NEW YORK – Boeing engineers think they have a solution for smelly, grimy airplane bathrooms: ultraviolet light.
The aircraft manufacturer has filed a patent for a self-cleaning lavatory that disinfects all surfaces in just three seconds.
Many passengers would welcome more sanitary bathrooms, but they may have to wait a while to benefit from Boeing’s technology.
The typical domestic plane has just three bathrooms – one in first class and two at the rear. That number hasn’t changed in decades even as airlines cram more rows onto planes and fill an ever-higher percentage of those seats. And with less time on the ground, those bathrooms aren’t always cleaned to the fullest, despite the increased use.
Boeing’s new bathroom design uses ultraviolet light to clean the bathroom between uses. The Chicago-based company says the system will take three seconds to clean the toilet seat, sink and countertop in an unoccupied lavatory. Boeing plans to use Far UV, which it says is different from the waves used in tanning beds and is not harmful to people.

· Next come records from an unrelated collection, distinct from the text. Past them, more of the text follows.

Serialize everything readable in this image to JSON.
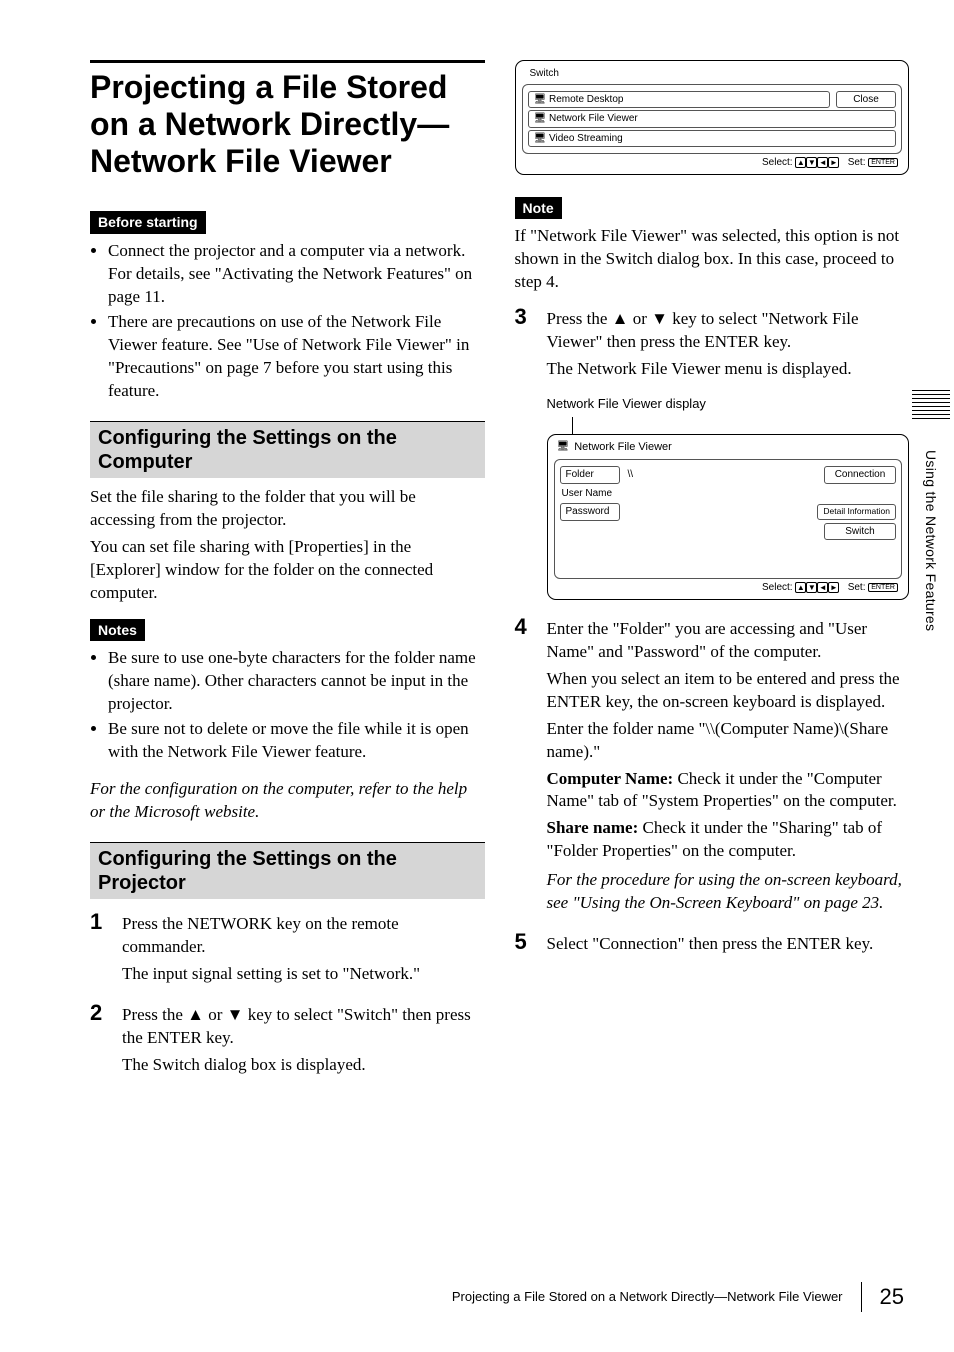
{
  "title": "Projecting a File Stored on a Network Directly—Network File Viewer",
  "before_starting": {
    "tag": "Before starting",
    "items": [
      "Connect the projector and a computer via a network. For details, see \"Activating the Network Features\" on page 11.",
      "There are precautions on use of the Network File Viewer feature. See \"Use of Network File Viewer\" in \"Precautions\" on page 7 before you start using this feature."
    ]
  },
  "sec1": {
    "heading": "Configuring the Settings on the Computer",
    "p1": "Set the file sharing to the folder that you will be accessing from the projector.",
    "p2": "You can set file sharing with [Properties] in the [Explorer] window for the folder on the connected computer."
  },
  "notes": {
    "tag": "Notes",
    "items": [
      "Be sure to use one-byte characters for the folder name (share name). Other characters cannot be input in the projector.",
      "Be sure not to delete or move the file while it is open with the Network File Viewer feature."
    ],
    "footer_italic": "For the configuration on the computer, refer to the help or the Microsoft website."
  },
  "sec2": {
    "heading": "Configuring the Settings on the Projector",
    "steps": {
      "s1": {
        "num": "1",
        "lead": "Press the NETWORK key on the remote commander.",
        "after": "The input signal setting is set to \"Network.\""
      },
      "s2": {
        "num": "2",
        "lead": "Press the ▲ or ▼ key to select \"Switch\" then press the ENTER key.",
        "after": "The Switch dialog box is displayed."
      }
    }
  },
  "switch_dialog": {
    "title": "Switch",
    "rows": {
      "r1": "Remote Desktop",
      "r2": "Network File Viewer",
      "r3": "Video Streaming"
    },
    "close": "Close",
    "footer_select": "Select:",
    "footer_set": "Set:",
    "footer_enter": "ENTER"
  },
  "note2": {
    "tag": "Note",
    "text": "If \"Network File Viewer\" was selected, this option is not shown in the Switch dialog box. In this case, proceed to step 4."
  },
  "s3": {
    "num": "3",
    "lead": "Press the ▲ or ▼ key to select \"Network File Viewer\" then press the ENTER key.",
    "after": "The Network File Viewer menu is displayed.",
    "caption": "Network File Viewer display"
  },
  "nfv_dialog": {
    "title": "Network File Viewer",
    "folder_label": "Folder",
    "folder_value": "\\\\",
    "user_label": "User Name",
    "pass_label": "Password",
    "btn_conn": "Connection",
    "btn_detail": "Detail Information",
    "btn_switch": "Switch",
    "footer_select": "Select:",
    "footer_set": "Set:",
    "footer_enter": "ENTER"
  },
  "s4": {
    "num": "4",
    "lead": "Enter the \"Folder\" you are accessing and \"User Name\" and \"Password\" of the computer.",
    "p2": "When you select an item to be entered and press the ENTER key, the on-screen keyboard is displayed.",
    "p3": "Enter the folder name \"\\\\(Computer Name)\\(Share name).\"",
    "cn_label": "Computer Name:",
    "cn_text": " Check it under the \"Computer Name\" tab of \"System Properties\" on the computer.",
    "sn_label": "Share name:",
    "sn_text": " Check it under the \"Sharing\" tab of \"Folder Properties\" on the computer.",
    "italic": "For the procedure for using the on-screen keyboard, see \"Using the On-Screen Keyboard\" on page 23."
  },
  "s5": {
    "num": "5",
    "lead": "Select \"Connection\" then press the ENTER key."
  },
  "side_tab": "Using the Network Features",
  "footer": {
    "title": "Projecting a File Stored on a Network Directly—Network File Viewer",
    "page": "25"
  }
}
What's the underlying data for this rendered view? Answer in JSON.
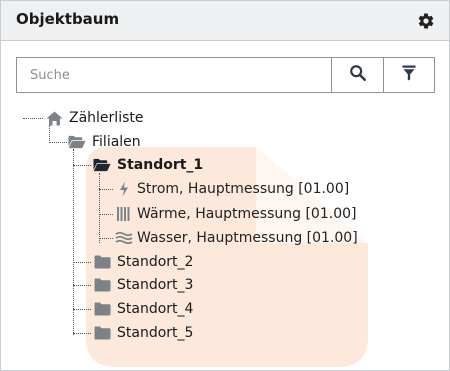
{
  "header": {
    "title": "Objektbaum",
    "settings_icon": "gear-icon"
  },
  "search": {
    "placeholder": "Suche",
    "search_icon": "search-icon",
    "filter_icon": "filter-icon"
  },
  "tree": {
    "root": {
      "label": "Zählerliste",
      "icon": "home-icon"
    },
    "group": {
      "label": "Filialen",
      "icon": "folder-open-icon"
    },
    "expanded": {
      "label": "Standort_1",
      "icon": "folder-open-icon"
    },
    "leaves": [
      {
        "label": "Strom, Hauptmessung [01.00]",
        "icon": "bolt-icon"
      },
      {
        "label": "Wärme, Hauptmessung [01.00]",
        "icon": "radiator-icon"
      },
      {
        "label": "Wasser, Hauptmessung [01.00]",
        "icon": "water-icon"
      }
    ],
    "collapsed": [
      {
        "label": "Standort_2",
        "icon": "folder-icon"
      },
      {
        "label": "Standort_3",
        "icon": "folder-icon"
      },
      {
        "label": "Standort_4",
        "icon": "folder-icon"
      },
      {
        "label": "Standort_5",
        "icon": "folder-icon"
      }
    ]
  },
  "colors": {
    "watermark": "#fde9dc",
    "icon": "#7b8388",
    "header_bg": "#eef0f2"
  }
}
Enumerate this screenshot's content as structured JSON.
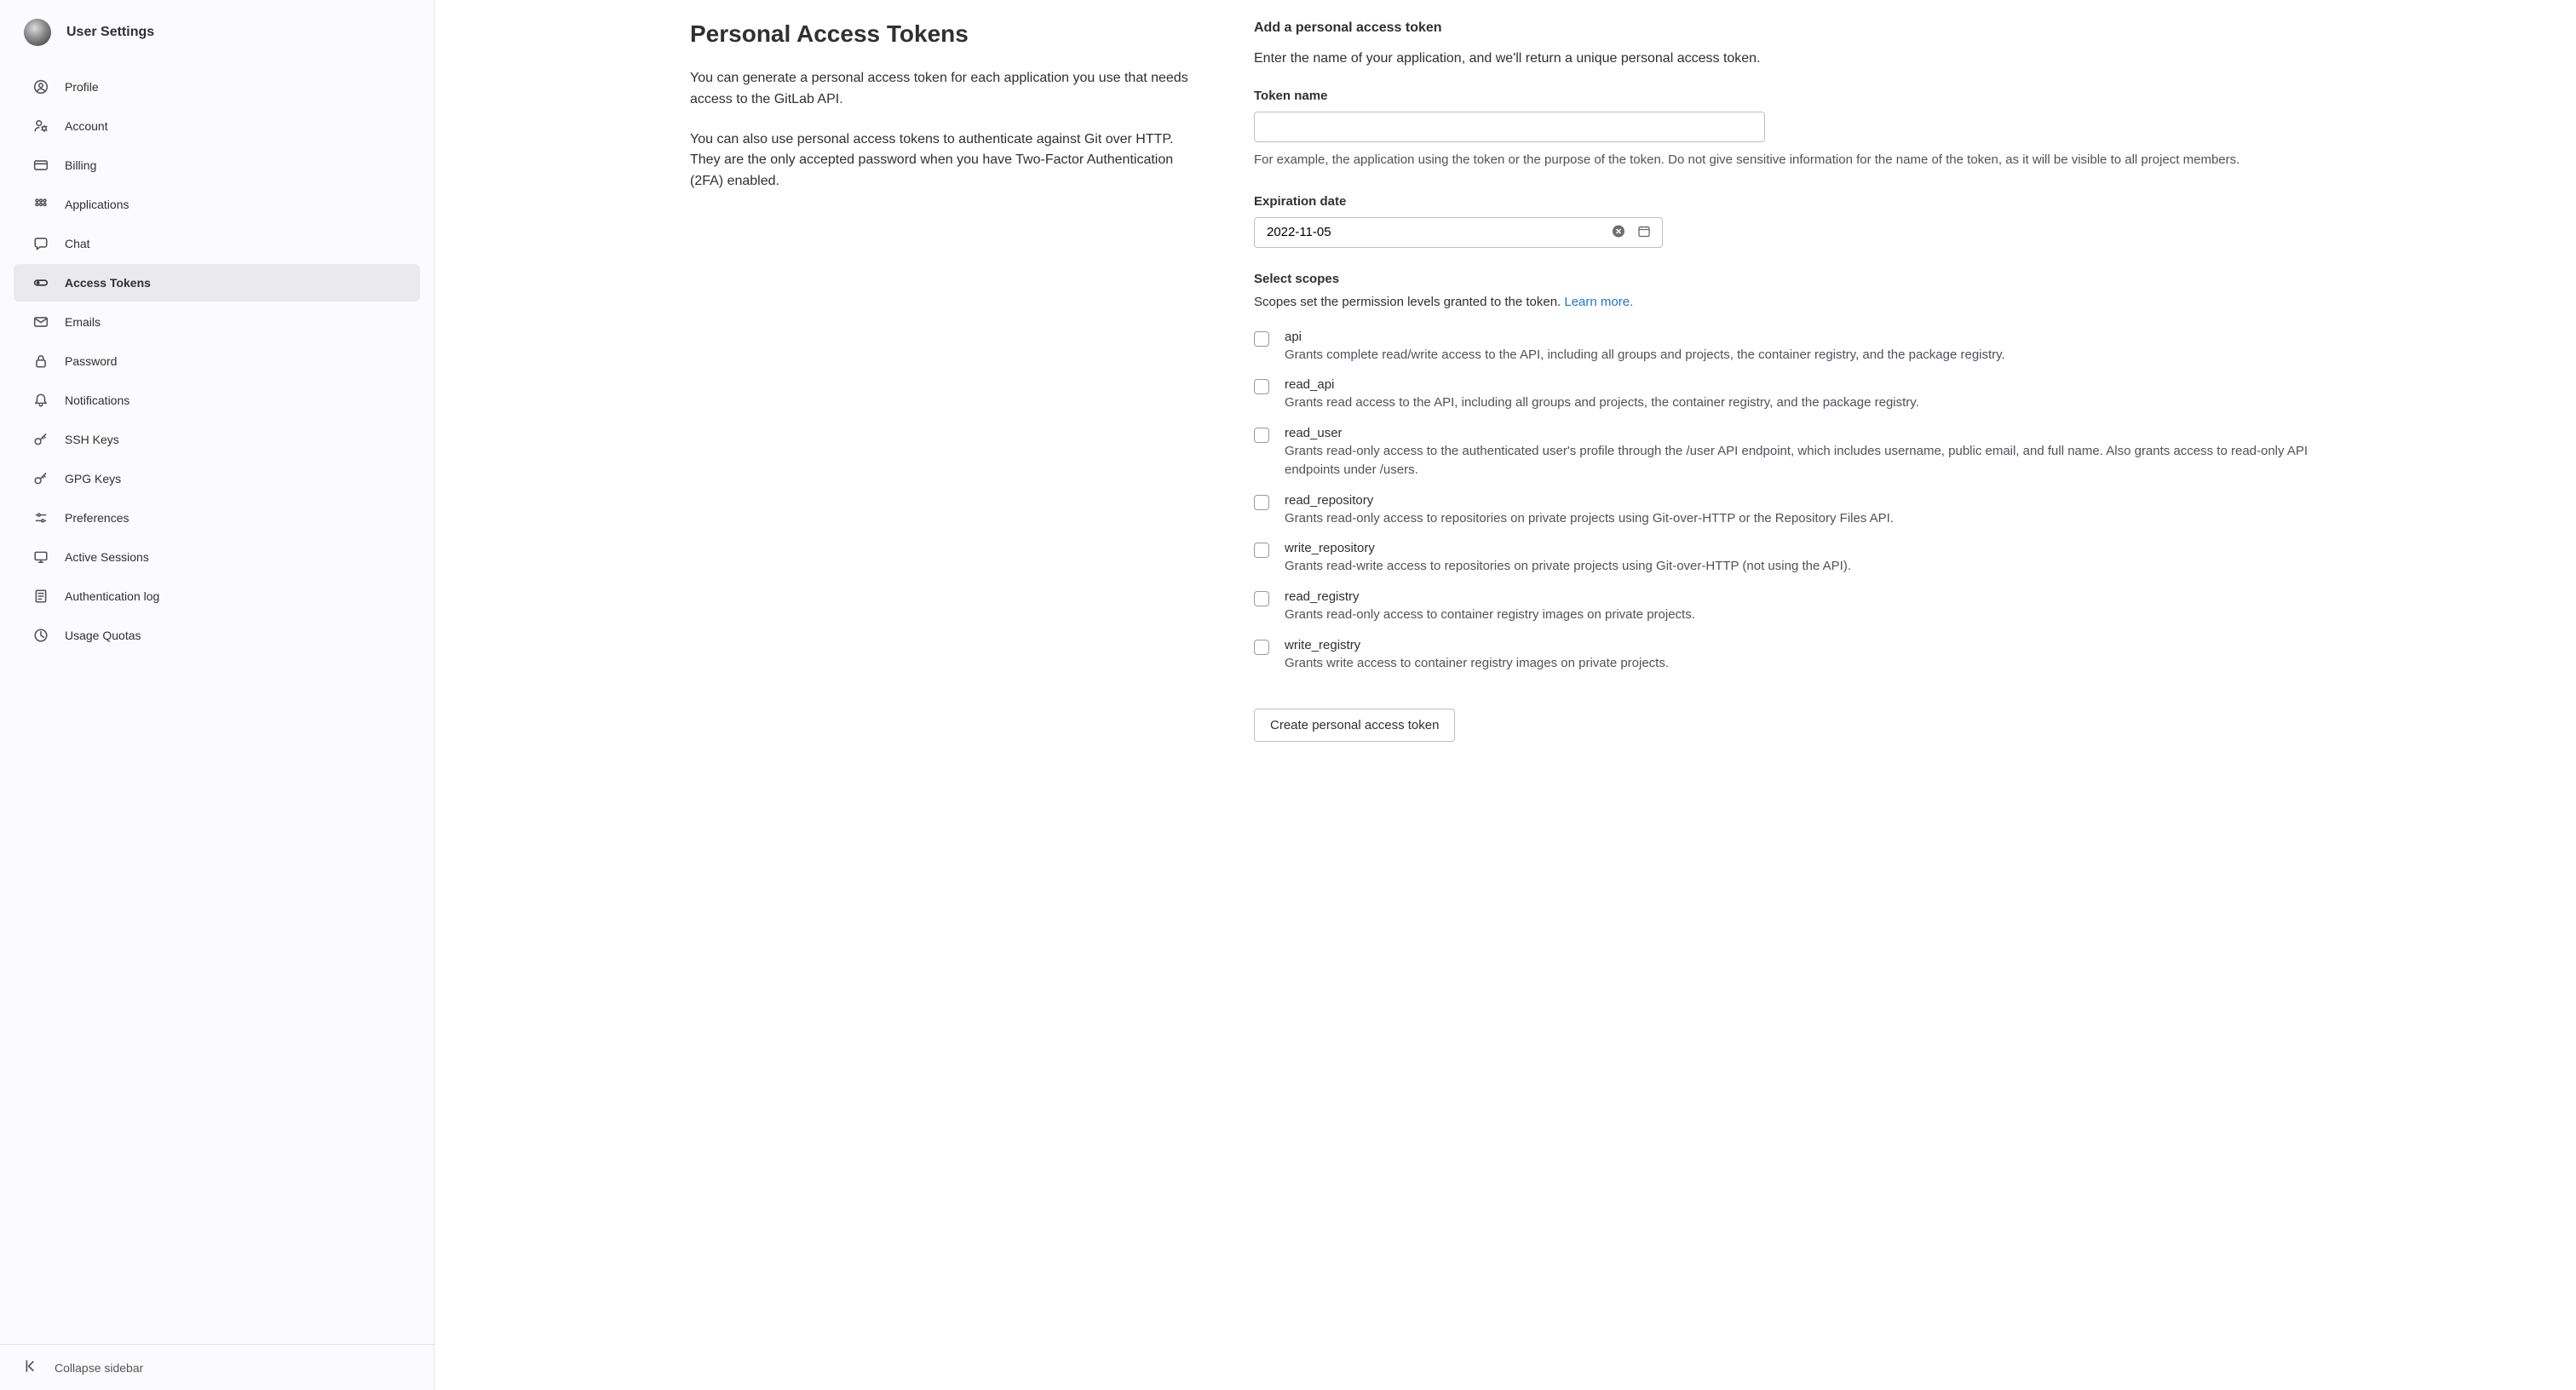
{
  "sidebar": {
    "title": "User Settings",
    "items": [
      {
        "label": "Profile",
        "icon": "user-circle-icon"
      },
      {
        "label": "Account",
        "icon": "account-gear-icon"
      },
      {
        "label": "Billing",
        "icon": "credit-card-icon"
      },
      {
        "label": "Applications",
        "icon": "apps-grid-icon"
      },
      {
        "label": "Chat",
        "icon": "chat-bubble-icon"
      },
      {
        "label": "Access Tokens",
        "icon": "token-icon",
        "active": true
      },
      {
        "label": "Emails",
        "icon": "envelope-icon"
      },
      {
        "label": "Password",
        "icon": "lock-icon"
      },
      {
        "label": "Notifications",
        "icon": "bell-icon"
      },
      {
        "label": "SSH Keys",
        "icon": "key-icon"
      },
      {
        "label": "GPG Keys",
        "icon": "key-icon"
      },
      {
        "label": "Preferences",
        "icon": "sliders-icon"
      },
      {
        "label": "Active Sessions",
        "icon": "monitor-icon"
      },
      {
        "label": "Authentication log",
        "icon": "log-icon"
      },
      {
        "label": "Usage Quotas",
        "icon": "quota-icon"
      }
    ],
    "collapse_label": "Collapse sidebar"
  },
  "left": {
    "heading": "Personal Access Tokens",
    "para1": "You can generate a personal access token for each application you use that needs access to the GitLab API.",
    "para2": "You can also use personal access tokens to authenticate against Git over HTTP. They are the only accepted password when you have Two-Factor Authentication (2FA) enabled."
  },
  "form": {
    "heading": "Add a personal access token",
    "intro": "Enter the name of your application, and we'll return a unique personal access token.",
    "name_label": "Token name",
    "name_value": "",
    "name_help": "For example, the application using the token or the purpose of the token. Do not give sensitive information for the name of the token, as it will be visible to all project members.",
    "exp_label": "Expiration date",
    "exp_value": "2022-11-05",
    "scopes_heading": "Select scopes",
    "scopes_desc": "Scopes set the permission levels granted to the token. ",
    "scopes_link": "Learn more.",
    "submit_label": "Create personal access token",
    "scopes": [
      {
        "name": "api",
        "desc": "Grants complete read/write access to the API, including all groups and projects, the container registry, and the package registry."
      },
      {
        "name": "read_api",
        "desc": "Grants read access to the API, including all groups and projects, the container registry, and the package registry."
      },
      {
        "name": "read_user",
        "desc": "Grants read-only access to the authenticated user's profile through the /user API endpoint, which includes username, public email, and full name. Also grants access to read-only API endpoints under /users."
      },
      {
        "name": "read_repository",
        "desc": "Grants read-only access to repositories on private projects using Git-over-HTTP or the Repository Files API."
      },
      {
        "name": "write_repository",
        "desc": "Grants read-write access to repositories on private projects using Git-over-HTTP (not using the API)."
      },
      {
        "name": "read_registry",
        "desc": "Grants read-only access to container registry images on private projects."
      },
      {
        "name": "write_registry",
        "desc": "Grants write access to container registry images on private projects."
      }
    ]
  }
}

The design incorporates a hands-free faucet, soap dispenser, trash flap, toilet lid and seat and a hand dryer to decrease the number of surfaces passengers touch. Boeing said it is also working on a hands-free door latch.